You may have heard in the past that dogs’ mouths are cleaner than humans’. While it’s true that dogs are less susceptible to cavities, this doesn’t mean they are immune to the same dental problems as humans, such as tartar, plaque, and gum disease. While bad breath and yellow teeth might make your dog’s regular tongue baths a bit gross, this is not the main concern about canine dental health. Just like humans, when dogs have dental problems, it can lead to dangerous infections and chronic illnesses such as heart or kidney disease.
Fortunately, there are plenty of opportunities to help your dog be as healthy as possible by maintaining their dental health.
Brush Your Dog’s Teeth
Again, dog dental hygiene is not too different from human dental hygiene. Brushing your dog’s teeth daily is the first line of defense against issues like gingivitis. If you have never brushed your dog’s teeth before, you might feel a bit intimidated. After all, when you’re sticking your hand in the mouth of anything with sharp teeth, it’s natural to have reservations.
It helps to make sure your dog has gotten plenty of exercise and is reasonably tired before attempting to brush their teeth. This way, they are more likely to sit still while you do it. The first few times you brush your dog’s teeth, be sure to be very gentle and slow, and make sure to pay attention to your dog’s cues. If they look like they are getting irritated, it’s in your best interest to stop for the day, even if you haven’t gotten to the whole mouth.
Over time, as you practice every day, your dog will get used to the sensation of having their teeth brushed, and you can be more thorough. Make the experience as pleasant as possible by petting them, speaking in a soothing voice, and rewarding them with a treat afterwards. Soon enough, they may even be excited to have their teeth brushed.
Teach Them Young

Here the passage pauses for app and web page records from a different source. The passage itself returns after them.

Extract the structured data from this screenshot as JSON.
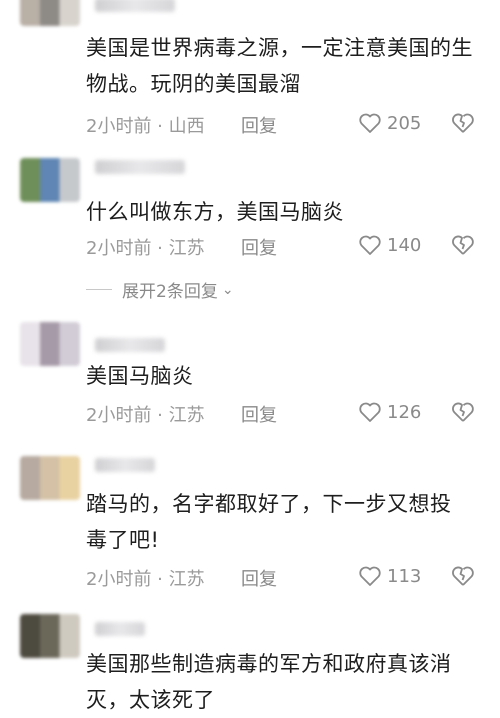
{
  "comments": [
    {
      "text": "美国是世界病毒之源，一定注意美国的生物战。玩阴的美国最溜",
      "time": "2小时前 · 山西",
      "reply_label": "回复",
      "likes": "205"
    },
    {
      "text": "什么叫做东方，美国马脑炎",
      "time": "2小时前 · 江苏",
      "reply_label": "回复",
      "likes": "140",
      "expand_label": "展开2条回复"
    },
    {
      "text": "美国马脑炎",
      "time": "2小时前 · 江苏",
      "reply_label": "回复",
      "likes": "126"
    },
    {
      "text": "踏马的，名字都取好了，下一步又想投毒了吧!",
      "time": "2小时前 · 江苏",
      "reply_label": "回复",
      "likes": "113"
    },
    {
      "text": "美国那些制造病毒的军方和政府真该消灭，太该死了",
      "time": "",
      "reply_label": "",
      "likes": ""
    }
  ],
  "icons": {
    "like": "heart-outline-icon",
    "dislike": "broken-heart-icon",
    "expand": "chevron-down-icon"
  },
  "colors": {
    "meta": "#9a9a9a",
    "text": "#1e1e1e"
  }
}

Ideally, you will prioritize teaching your dog to accept tooth brushing from a young age. A puppy will be a lot more trainable to adapting to this kind of care. However, contrary to popular opinion, you can teach an old dog new tricks, so if your dog is older and you haven’t brush their teeth before, there’s still time to teach them.
Use the Right Toothpaste
It’s very important to understand that human toothpaste is not safe for dogs. This is because it contains fluoride, which is poisonous to pets. Do not use human toothpaste on your dog. You can find dog toothpaste at any major pet stores.
Feed Them Dry Food
You can also help your dog’s dental health with the food you choose to feed them. Dry food is better for dogs’ oral hygiene because it is crunchy and doesn’t stick to their teeth like wet food. If brushing their teeth doesn’t go so well, feeding them dry kibble can be a good secondary step to prevent tooth decay.
Choose the Right Chew Toys
There are many chew toys that are specially designed to help your dog’s oral health. More than anything, make sure not to give them anything too hard to chew on, which can break their teeth.
A good bone can be beneficial for helping your dog strengthen their teeth and gums, but is not sufficient alone to aid in their dental hygiene. It’s like a human who only chews gum and uses mouthwash — these habits alone will not help their oral health.
Visit Your Fort Collins Vet
Just like you, your dog needs professional health with their dental health every 6-12 months. A dental examination is part of your dog’s annual checkup, so if you have any questions about how to care for your dog’s oral hygiene, you can speak to your veterinarian in Fort Collins for more information about what specifically your pet needs.
At Countryside Animal Hospital, we are happy to have the opportunity to help dogs be as healthy as they can be. If you need veterinary care for your pup, whether for a dental checkup or another concern, we would be happy to help. Contact your Top Rated Local® Fort Collins Vet today!